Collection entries
§

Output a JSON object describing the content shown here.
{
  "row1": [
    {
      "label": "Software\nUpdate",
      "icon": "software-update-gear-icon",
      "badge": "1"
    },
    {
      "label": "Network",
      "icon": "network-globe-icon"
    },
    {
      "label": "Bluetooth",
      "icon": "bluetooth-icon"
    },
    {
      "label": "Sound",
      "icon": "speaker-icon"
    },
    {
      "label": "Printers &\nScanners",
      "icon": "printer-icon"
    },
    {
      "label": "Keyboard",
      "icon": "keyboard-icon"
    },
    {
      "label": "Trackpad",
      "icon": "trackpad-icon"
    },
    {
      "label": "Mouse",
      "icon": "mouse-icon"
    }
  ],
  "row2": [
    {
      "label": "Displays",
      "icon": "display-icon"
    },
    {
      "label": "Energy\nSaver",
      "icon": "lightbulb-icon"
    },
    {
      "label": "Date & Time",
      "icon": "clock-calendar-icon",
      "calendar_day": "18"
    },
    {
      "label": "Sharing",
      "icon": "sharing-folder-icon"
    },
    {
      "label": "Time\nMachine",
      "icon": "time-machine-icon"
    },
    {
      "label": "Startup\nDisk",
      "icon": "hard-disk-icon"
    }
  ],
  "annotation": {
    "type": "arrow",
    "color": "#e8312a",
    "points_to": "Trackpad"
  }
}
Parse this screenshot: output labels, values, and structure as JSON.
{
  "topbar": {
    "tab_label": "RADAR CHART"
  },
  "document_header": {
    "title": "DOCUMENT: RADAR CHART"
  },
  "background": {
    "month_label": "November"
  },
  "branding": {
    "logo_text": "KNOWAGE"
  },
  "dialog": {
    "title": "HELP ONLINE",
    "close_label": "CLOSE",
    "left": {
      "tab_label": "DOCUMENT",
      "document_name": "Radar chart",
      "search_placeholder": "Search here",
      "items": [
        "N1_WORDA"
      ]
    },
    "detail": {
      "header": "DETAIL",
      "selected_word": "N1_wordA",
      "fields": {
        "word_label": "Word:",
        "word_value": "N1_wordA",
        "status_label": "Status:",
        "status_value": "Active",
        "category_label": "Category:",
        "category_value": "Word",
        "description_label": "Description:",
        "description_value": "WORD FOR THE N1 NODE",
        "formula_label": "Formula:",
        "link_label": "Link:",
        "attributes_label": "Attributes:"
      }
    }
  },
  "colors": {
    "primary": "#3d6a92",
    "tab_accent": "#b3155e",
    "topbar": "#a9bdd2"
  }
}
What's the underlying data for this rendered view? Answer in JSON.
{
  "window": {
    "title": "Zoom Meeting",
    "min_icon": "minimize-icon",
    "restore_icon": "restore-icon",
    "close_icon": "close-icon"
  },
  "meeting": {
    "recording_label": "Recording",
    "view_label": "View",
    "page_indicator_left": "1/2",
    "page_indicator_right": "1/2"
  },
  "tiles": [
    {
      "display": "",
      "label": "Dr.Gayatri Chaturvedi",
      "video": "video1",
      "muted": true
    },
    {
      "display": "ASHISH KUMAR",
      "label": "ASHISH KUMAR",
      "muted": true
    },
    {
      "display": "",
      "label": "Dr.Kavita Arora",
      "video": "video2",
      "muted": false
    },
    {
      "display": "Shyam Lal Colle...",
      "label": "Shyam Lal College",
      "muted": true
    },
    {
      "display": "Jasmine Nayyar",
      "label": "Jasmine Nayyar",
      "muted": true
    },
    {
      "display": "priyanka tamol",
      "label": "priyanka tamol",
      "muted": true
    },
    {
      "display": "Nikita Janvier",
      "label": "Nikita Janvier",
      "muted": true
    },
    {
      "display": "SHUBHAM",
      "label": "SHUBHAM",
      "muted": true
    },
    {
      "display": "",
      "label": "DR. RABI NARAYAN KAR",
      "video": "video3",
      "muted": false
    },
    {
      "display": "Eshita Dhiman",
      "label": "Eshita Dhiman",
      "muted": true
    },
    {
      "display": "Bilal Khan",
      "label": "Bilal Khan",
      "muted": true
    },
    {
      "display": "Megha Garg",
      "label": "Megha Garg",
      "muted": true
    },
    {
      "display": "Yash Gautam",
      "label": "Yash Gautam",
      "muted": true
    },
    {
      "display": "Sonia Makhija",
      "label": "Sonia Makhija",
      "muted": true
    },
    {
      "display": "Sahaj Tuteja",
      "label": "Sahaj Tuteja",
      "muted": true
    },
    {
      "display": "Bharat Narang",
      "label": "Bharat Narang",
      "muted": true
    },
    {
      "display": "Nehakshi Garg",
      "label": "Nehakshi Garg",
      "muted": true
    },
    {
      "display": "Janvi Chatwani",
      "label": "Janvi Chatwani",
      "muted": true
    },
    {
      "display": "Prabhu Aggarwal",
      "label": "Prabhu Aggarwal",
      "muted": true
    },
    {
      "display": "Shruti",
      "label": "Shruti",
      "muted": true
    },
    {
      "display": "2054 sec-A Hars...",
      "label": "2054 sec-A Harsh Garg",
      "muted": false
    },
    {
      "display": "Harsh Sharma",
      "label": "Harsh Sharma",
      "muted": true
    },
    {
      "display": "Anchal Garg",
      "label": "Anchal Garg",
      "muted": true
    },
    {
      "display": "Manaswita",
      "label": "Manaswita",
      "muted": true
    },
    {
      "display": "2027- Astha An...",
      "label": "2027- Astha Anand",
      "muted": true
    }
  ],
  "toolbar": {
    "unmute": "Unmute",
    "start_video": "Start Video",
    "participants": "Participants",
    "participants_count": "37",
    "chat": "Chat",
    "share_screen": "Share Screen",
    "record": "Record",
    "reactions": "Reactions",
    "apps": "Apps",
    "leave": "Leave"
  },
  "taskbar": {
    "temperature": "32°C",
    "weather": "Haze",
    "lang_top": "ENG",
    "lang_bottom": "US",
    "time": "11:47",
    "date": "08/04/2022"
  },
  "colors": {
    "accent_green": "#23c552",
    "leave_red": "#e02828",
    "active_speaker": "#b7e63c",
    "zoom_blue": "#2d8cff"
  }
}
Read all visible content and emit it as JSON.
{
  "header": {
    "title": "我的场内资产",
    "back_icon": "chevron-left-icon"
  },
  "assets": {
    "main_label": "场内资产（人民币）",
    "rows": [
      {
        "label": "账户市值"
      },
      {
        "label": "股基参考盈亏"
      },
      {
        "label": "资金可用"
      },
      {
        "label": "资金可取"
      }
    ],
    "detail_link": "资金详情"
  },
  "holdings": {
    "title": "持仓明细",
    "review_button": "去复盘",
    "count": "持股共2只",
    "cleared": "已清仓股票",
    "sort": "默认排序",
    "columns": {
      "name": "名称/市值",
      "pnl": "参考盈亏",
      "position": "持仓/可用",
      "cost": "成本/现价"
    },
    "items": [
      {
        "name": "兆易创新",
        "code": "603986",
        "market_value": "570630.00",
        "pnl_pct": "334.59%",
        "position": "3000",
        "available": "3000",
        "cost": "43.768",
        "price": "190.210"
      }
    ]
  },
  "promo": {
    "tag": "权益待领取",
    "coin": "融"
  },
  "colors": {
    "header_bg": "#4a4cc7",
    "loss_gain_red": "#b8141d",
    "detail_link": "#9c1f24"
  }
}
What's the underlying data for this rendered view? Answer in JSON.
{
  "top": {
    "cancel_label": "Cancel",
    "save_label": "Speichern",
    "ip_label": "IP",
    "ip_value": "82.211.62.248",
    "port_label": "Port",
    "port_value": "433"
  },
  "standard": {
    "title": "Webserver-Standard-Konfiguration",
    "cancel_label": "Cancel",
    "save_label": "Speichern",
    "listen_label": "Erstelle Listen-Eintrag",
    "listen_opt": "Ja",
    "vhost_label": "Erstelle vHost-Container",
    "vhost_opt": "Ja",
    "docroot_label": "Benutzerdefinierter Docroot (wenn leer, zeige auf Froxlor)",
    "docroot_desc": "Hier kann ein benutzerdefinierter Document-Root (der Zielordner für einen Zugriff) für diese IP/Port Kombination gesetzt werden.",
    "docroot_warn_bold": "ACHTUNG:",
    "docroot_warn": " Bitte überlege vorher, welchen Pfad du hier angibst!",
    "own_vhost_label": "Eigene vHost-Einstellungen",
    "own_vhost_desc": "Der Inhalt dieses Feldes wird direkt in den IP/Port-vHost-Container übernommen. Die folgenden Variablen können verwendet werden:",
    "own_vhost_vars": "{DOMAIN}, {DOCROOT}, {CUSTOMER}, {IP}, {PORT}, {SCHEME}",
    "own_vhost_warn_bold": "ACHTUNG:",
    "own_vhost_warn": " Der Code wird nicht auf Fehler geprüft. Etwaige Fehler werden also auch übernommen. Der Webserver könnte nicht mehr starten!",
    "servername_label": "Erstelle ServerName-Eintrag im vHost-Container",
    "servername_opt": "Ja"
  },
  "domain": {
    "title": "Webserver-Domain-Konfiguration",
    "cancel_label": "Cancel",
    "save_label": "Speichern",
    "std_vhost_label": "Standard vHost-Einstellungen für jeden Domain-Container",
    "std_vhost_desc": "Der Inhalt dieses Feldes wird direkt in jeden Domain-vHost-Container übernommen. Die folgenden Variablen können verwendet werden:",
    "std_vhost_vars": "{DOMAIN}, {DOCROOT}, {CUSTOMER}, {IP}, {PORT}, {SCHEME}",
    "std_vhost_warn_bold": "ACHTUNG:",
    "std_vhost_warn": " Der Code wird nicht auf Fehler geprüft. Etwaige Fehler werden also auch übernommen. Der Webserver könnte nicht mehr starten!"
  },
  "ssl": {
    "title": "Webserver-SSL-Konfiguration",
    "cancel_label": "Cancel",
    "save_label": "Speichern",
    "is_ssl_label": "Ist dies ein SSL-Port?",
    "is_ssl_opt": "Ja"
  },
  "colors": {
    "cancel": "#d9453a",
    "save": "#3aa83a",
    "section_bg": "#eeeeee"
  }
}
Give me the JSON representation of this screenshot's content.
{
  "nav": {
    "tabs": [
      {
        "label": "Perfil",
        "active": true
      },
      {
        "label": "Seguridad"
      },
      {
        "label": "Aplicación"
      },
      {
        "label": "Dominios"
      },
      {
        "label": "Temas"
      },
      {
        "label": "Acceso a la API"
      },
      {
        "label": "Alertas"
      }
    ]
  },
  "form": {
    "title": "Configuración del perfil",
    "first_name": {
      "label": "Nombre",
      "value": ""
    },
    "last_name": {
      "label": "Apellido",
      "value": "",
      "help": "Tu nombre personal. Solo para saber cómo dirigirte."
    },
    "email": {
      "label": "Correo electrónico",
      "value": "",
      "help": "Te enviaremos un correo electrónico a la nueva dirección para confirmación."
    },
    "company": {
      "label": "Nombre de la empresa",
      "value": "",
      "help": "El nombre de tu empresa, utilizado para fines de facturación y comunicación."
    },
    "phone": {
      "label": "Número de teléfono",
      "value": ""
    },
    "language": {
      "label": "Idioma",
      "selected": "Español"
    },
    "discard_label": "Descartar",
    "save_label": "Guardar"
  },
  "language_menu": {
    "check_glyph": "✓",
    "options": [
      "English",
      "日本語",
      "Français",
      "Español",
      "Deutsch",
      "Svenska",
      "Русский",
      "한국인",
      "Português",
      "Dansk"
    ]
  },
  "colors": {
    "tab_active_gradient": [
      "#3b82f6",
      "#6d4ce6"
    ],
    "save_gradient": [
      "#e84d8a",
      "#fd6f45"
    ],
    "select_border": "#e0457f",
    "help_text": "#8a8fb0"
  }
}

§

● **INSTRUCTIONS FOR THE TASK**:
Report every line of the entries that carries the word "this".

● **REPLY**:
Parse this screenshot: output labels, values, and structure as JSON.
What's the underlying data for this rendered view? Answer in JSON.
What's the underlying data for this rendered view? Answer in JSON.
Give me the JSON representation of this screenshot's content.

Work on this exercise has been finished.